Latest update: 13 April, 2017
Since 2015, Cheshire West and Chester, Cheshire East and Warrington Councils, along with the Local Enterprise Partnership, have been working towards a devolution deal for the sub-region.
Devolution involves us reaching an agreement to transfer national powers and resources so that we can make decisions locally to support economic growth and the transformation of services.
Subject to the views of Councillors, the specific powers that we are looking to take on include those around housing, transport, business support, skills and public service transformation funding.
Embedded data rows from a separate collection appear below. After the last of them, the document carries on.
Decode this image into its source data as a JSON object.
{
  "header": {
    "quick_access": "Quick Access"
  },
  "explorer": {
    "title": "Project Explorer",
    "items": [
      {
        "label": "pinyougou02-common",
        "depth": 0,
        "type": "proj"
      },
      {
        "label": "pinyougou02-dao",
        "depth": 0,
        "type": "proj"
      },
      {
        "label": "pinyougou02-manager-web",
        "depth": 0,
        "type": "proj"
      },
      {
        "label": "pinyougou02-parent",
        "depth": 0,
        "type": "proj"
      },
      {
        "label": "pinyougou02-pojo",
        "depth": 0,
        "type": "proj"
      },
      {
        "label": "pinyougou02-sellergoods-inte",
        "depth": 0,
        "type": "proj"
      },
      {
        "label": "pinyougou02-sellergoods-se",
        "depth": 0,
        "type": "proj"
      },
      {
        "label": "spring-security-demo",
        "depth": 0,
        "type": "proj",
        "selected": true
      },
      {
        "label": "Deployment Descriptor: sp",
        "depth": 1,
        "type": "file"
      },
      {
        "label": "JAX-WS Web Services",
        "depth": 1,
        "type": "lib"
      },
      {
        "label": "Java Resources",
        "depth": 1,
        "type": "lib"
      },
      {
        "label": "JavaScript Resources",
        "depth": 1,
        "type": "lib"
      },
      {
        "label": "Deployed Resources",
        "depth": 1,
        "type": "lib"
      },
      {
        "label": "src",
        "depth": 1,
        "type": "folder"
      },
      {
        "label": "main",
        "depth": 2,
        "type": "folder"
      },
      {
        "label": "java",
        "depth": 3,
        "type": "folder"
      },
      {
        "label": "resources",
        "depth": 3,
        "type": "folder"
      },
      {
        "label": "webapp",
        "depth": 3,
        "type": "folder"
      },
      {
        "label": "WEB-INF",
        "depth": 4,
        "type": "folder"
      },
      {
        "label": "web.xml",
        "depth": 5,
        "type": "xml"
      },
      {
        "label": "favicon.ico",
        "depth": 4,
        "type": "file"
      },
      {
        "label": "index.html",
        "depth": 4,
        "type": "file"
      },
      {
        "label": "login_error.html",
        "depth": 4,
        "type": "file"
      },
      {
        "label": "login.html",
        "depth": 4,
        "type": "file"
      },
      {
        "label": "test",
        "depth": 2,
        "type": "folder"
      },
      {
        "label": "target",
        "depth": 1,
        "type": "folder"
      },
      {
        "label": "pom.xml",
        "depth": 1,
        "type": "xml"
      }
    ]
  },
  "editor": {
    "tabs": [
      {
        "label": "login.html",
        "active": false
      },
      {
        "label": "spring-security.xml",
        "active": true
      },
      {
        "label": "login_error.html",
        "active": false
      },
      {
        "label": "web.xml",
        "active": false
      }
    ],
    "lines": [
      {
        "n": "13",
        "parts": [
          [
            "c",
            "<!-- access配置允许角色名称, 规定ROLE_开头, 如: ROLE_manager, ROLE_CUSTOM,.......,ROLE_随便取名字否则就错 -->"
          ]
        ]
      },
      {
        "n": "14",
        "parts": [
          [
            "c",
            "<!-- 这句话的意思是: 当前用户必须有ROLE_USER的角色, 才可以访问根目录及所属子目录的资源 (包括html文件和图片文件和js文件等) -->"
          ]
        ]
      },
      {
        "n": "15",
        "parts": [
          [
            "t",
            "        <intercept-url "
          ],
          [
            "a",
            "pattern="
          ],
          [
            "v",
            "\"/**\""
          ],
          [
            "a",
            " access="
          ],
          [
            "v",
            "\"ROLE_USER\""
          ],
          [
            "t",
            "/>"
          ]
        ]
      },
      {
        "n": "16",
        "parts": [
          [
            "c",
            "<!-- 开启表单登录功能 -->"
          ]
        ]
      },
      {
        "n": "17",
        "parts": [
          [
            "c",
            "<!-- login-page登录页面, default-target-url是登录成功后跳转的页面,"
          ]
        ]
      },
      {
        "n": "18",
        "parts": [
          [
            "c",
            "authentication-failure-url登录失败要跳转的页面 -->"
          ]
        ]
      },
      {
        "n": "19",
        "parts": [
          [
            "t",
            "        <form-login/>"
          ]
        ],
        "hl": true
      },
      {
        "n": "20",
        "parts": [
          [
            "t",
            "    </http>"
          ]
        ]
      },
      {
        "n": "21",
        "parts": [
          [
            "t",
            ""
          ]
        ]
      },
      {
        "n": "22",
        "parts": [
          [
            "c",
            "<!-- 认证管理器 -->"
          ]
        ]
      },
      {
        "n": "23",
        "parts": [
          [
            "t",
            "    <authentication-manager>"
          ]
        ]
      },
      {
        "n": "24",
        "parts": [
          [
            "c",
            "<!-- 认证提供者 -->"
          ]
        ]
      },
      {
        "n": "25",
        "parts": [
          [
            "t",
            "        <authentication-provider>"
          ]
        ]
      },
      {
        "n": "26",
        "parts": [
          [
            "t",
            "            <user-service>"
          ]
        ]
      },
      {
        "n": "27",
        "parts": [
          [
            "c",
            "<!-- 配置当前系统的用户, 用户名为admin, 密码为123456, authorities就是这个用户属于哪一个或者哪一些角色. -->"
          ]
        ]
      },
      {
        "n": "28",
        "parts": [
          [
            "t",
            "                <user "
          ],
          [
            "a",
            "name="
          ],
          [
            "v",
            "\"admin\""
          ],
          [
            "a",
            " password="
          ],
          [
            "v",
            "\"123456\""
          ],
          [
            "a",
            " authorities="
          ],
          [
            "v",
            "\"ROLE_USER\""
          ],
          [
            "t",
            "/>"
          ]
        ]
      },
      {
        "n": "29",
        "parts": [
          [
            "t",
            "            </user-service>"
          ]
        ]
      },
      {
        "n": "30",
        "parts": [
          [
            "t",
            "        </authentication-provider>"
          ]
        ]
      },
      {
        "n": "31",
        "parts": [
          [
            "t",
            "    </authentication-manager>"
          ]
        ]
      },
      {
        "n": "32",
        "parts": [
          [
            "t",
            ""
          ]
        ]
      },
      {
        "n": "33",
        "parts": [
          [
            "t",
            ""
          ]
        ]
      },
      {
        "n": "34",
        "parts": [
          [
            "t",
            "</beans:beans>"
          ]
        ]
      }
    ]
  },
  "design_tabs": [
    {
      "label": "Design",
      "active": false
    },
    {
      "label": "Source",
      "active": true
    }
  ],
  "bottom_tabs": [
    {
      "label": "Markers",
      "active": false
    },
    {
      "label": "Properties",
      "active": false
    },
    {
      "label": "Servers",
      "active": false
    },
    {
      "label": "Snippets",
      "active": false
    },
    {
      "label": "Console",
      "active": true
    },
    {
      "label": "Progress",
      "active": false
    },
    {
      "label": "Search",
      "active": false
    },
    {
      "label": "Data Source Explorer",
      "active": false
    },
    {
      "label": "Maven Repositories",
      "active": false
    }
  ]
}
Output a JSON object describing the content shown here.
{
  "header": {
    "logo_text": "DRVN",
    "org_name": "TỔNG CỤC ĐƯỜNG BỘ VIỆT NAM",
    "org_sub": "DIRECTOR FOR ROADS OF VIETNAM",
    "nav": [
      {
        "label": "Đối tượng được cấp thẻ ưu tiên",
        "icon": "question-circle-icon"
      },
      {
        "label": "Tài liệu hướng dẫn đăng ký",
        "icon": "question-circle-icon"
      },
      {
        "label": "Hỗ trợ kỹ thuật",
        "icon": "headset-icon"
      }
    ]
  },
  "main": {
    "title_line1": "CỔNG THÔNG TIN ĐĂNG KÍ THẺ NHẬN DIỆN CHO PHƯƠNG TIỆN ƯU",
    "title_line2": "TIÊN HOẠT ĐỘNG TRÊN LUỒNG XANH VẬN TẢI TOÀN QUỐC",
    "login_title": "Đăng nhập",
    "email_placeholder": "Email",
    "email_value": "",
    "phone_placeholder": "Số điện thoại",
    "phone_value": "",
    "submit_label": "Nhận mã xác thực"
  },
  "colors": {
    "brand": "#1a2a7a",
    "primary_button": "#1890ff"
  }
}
Those successfully securing devolution deals so far are largely city-regions including Liverpool, Greater Manchester and the West Midlands. But together Cheshire and Warrington represent the highest performing economy outside of the South East and Government remains interested in reaching an agreement with us.
So what’s been happening?
It’s been well publicised that the deal was not in a position to proceed until agreement was reached on the most appropriate geography. This issue has now been addressed and, in late 2016, both Cheshire East and Cheshire West and Chester committed to a deal and on 13 February, Warrington Council’s Executive Board made a decision to pursue a Cheshire and Warrington deal.
We now plan to move to the next stage of the process, which involves further negotiation with Ministers and Civil Servants over the content of the deal followed by public consultation on the draft agreement. Any agreement would need the support of our Members.
In the event of a successful deal being negotiated all councils would continue to be independent bodies, responsible for their local services, and would not lose any of their powers.
Like with devolution deals elsewhere, it is likely that a ‘Combined Authority’ will need to be formed so that a legal entity is in place to manage and be accountable for the new powers.
This is not councils merging or a new super council and it’s not a return to the former Cheshire County Council; it’s a body that can manage the powers transferring from London to Cheshire and Warrington. It does not affect the services and decision-making abilities already sitting with local councils.
The Combined Authority would be represented by the leaders of the three councils and chaired by a directly elected Mayor. The Mayor will ultimately be accountable for the new powers transferring from central government and would not replace decisions currently made by local councils.
If all goes to plan, a lot of work will take place to further develop and secure the deal. This is likely to require further support from many council teams and we will look to update you on latest developments and involve you wherever we can.
A dedicated website for the Cheshire and Warrington deal is currently being built and further information will follow when it has been completed. For more detail on devolution: